START Entries provided
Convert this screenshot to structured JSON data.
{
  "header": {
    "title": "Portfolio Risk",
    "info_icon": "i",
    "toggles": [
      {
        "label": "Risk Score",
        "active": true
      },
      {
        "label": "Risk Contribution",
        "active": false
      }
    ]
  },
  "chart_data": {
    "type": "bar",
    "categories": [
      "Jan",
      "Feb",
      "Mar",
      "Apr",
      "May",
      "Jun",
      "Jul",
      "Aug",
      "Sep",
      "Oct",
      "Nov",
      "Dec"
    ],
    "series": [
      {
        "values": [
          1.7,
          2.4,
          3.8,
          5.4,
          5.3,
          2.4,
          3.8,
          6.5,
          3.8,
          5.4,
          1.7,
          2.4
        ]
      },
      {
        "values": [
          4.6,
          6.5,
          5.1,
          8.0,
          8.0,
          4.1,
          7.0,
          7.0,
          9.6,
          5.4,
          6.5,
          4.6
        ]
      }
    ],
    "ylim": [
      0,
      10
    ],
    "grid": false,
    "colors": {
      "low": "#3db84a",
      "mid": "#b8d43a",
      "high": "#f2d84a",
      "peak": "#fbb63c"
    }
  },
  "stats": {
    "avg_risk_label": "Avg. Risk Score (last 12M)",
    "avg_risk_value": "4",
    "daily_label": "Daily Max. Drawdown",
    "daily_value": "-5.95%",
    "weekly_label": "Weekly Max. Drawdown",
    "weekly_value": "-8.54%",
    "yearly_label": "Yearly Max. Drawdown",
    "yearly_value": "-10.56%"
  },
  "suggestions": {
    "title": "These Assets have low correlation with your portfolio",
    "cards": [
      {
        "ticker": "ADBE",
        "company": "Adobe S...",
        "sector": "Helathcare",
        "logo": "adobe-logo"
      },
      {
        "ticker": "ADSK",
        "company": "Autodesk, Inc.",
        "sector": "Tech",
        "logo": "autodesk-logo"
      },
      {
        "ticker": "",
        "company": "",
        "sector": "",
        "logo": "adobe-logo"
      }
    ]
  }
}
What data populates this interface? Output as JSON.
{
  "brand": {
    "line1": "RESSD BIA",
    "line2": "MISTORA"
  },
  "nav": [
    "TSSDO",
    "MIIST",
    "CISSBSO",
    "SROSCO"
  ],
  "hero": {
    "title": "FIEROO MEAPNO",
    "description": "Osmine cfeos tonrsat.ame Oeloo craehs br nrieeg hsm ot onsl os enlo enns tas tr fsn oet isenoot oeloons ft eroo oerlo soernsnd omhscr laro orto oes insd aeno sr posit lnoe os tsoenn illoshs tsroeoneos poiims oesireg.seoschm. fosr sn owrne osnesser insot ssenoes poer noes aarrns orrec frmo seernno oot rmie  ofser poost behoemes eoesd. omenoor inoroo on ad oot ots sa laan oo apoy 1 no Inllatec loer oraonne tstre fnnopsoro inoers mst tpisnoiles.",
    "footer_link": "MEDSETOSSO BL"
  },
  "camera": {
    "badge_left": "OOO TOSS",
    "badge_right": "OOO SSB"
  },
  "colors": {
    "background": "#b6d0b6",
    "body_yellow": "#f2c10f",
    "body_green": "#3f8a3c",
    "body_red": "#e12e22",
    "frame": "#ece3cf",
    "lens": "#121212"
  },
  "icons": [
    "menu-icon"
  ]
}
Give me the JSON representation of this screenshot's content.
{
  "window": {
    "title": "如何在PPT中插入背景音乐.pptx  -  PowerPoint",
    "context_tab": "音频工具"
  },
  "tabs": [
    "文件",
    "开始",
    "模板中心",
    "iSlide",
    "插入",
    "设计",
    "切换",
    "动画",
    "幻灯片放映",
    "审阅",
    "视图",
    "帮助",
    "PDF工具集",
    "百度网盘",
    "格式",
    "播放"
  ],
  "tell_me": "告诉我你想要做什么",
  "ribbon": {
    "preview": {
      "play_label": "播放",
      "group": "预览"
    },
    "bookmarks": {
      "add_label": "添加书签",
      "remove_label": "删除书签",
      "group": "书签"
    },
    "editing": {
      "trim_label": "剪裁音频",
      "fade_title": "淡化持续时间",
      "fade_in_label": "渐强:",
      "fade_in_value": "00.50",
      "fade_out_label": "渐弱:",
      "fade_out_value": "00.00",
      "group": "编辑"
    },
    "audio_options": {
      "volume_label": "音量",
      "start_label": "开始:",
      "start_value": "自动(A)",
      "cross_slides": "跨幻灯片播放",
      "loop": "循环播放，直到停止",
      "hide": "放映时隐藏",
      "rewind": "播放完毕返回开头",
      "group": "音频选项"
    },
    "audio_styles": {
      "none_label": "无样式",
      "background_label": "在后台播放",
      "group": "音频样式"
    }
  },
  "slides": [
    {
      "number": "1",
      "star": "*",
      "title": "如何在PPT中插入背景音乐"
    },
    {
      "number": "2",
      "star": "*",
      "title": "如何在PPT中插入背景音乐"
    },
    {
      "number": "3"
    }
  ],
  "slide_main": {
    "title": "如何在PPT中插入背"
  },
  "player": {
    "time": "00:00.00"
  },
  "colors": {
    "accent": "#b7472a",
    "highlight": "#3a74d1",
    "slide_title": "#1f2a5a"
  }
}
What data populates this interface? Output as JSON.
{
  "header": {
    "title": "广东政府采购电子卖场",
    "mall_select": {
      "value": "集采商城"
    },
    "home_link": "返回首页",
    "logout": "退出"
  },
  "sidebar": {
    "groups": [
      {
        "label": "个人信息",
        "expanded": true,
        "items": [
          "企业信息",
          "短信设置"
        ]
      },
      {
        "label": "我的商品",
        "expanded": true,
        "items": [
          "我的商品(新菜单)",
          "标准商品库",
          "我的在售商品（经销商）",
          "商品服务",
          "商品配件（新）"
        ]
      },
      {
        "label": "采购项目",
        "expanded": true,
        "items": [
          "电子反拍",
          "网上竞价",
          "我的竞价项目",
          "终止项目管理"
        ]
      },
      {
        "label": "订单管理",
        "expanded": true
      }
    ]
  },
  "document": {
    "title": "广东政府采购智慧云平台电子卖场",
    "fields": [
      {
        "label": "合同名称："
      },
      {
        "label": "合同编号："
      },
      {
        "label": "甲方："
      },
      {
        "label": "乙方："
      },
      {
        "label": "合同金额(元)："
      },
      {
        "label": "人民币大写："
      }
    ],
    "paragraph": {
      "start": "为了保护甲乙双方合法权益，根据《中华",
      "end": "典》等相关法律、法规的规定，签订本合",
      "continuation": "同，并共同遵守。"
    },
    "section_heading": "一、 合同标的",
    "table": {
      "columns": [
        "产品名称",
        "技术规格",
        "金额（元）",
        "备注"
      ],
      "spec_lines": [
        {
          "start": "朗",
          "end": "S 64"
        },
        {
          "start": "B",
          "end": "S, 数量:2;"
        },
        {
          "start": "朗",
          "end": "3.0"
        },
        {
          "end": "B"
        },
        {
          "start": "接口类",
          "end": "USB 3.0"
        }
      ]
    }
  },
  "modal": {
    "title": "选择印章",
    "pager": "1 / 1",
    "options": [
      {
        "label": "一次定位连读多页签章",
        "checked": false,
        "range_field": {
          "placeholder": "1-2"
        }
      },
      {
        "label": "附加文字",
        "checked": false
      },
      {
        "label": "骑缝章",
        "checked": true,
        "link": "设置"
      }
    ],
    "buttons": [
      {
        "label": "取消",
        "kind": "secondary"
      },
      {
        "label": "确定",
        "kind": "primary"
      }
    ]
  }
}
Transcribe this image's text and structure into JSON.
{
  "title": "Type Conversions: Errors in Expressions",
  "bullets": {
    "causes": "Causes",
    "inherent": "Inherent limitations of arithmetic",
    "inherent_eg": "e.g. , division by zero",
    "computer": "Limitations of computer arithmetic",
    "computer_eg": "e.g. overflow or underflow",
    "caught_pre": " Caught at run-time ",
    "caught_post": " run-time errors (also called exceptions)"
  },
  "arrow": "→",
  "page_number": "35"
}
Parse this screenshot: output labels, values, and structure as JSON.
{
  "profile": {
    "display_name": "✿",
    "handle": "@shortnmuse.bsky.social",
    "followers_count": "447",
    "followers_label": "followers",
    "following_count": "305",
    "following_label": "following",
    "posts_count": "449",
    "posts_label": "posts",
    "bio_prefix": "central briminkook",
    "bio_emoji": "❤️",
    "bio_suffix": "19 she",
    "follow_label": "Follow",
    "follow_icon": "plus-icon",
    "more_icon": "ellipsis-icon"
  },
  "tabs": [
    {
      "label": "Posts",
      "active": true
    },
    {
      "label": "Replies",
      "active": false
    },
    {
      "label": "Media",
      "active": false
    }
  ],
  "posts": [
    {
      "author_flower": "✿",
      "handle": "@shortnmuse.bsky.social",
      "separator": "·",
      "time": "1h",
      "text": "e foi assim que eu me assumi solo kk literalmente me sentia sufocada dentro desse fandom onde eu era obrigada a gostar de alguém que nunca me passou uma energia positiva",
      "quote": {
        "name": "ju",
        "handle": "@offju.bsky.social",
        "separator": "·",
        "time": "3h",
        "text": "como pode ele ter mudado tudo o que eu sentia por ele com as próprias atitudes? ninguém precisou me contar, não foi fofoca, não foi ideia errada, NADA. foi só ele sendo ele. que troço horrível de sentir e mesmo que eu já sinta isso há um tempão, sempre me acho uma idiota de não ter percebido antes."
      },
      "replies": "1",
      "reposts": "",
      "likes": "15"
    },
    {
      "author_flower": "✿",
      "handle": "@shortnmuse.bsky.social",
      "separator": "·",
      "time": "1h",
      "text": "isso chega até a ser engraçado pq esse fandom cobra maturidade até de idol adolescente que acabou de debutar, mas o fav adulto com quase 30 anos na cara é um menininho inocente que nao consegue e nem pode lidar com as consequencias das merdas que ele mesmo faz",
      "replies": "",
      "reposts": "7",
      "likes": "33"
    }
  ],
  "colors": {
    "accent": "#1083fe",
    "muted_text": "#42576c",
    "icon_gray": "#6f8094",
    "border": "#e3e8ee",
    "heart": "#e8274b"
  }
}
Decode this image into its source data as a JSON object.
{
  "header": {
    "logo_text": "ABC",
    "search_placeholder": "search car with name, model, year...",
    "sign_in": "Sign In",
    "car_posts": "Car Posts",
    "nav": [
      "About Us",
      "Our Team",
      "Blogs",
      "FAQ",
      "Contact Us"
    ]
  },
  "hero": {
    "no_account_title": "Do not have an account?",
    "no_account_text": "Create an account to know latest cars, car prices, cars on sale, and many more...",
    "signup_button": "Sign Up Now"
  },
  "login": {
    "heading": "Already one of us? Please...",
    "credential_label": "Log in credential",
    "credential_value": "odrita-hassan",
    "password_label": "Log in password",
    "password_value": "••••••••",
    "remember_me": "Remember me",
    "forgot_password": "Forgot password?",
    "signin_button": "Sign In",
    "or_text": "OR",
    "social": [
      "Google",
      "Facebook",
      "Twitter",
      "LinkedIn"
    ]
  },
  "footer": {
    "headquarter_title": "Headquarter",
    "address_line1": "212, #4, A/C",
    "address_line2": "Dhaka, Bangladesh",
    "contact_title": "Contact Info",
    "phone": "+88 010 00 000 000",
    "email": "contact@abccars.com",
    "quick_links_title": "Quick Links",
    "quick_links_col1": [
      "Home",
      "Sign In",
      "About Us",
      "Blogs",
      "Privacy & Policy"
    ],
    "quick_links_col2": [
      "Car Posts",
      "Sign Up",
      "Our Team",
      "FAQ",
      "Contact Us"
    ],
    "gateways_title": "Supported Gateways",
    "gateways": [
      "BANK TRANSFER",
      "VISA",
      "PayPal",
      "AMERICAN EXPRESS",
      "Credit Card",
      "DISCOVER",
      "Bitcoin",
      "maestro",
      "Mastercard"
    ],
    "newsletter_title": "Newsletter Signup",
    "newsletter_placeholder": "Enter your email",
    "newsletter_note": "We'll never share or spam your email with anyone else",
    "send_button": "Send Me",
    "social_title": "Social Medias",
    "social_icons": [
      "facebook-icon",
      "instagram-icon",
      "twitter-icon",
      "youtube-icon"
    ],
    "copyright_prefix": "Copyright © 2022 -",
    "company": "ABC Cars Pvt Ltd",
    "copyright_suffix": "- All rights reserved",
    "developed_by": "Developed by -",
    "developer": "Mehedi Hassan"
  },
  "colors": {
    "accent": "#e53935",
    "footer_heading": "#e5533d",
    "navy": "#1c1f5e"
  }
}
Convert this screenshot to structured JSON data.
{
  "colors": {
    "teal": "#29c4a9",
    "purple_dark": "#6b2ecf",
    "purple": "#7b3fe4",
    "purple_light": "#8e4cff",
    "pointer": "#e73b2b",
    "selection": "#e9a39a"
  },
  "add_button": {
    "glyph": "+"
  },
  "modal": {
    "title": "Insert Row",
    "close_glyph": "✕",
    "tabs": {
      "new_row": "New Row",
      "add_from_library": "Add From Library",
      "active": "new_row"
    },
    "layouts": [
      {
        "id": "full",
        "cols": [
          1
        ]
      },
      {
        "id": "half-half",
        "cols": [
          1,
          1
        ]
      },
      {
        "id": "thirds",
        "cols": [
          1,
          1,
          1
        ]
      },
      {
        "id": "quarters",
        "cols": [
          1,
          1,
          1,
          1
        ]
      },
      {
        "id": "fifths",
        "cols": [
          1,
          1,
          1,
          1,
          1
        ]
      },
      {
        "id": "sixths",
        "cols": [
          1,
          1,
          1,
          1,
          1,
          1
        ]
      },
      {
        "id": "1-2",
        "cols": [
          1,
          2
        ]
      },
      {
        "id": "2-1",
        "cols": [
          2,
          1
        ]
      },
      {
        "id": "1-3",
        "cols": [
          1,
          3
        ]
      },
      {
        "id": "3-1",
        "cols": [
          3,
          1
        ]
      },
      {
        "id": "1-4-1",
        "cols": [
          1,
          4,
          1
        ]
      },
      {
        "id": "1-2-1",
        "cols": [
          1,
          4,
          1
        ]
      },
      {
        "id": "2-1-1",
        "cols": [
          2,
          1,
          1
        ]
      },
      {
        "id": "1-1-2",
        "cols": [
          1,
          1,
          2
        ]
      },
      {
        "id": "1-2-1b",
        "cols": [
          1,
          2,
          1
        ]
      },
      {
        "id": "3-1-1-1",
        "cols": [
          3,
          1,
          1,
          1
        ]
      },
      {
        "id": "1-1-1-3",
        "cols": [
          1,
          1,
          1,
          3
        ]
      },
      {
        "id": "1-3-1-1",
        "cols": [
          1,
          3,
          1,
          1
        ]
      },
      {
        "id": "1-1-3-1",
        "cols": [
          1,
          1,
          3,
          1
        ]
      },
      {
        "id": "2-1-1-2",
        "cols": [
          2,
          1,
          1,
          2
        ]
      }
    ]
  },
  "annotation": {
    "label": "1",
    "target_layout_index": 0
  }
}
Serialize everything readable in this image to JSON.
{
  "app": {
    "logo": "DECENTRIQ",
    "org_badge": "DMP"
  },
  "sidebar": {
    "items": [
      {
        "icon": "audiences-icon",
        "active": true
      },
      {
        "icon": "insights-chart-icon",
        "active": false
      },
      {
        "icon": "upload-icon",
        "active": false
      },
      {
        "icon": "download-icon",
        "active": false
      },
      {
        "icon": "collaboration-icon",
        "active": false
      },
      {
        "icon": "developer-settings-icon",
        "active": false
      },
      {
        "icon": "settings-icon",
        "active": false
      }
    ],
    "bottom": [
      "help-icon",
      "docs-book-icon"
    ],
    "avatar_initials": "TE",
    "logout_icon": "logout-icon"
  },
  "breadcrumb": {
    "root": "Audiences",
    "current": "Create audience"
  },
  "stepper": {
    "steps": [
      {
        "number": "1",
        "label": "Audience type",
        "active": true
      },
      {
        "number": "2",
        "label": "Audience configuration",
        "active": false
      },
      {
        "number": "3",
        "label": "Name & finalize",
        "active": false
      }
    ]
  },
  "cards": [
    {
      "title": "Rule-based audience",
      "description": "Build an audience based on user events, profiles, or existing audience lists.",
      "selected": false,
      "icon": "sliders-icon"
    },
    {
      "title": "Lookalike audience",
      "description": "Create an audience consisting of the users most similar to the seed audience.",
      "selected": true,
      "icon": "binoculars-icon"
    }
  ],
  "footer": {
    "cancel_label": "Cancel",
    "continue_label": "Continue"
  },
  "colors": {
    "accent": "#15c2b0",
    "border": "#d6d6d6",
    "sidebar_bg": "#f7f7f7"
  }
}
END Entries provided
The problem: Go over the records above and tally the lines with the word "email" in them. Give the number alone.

Output of the exercise: 3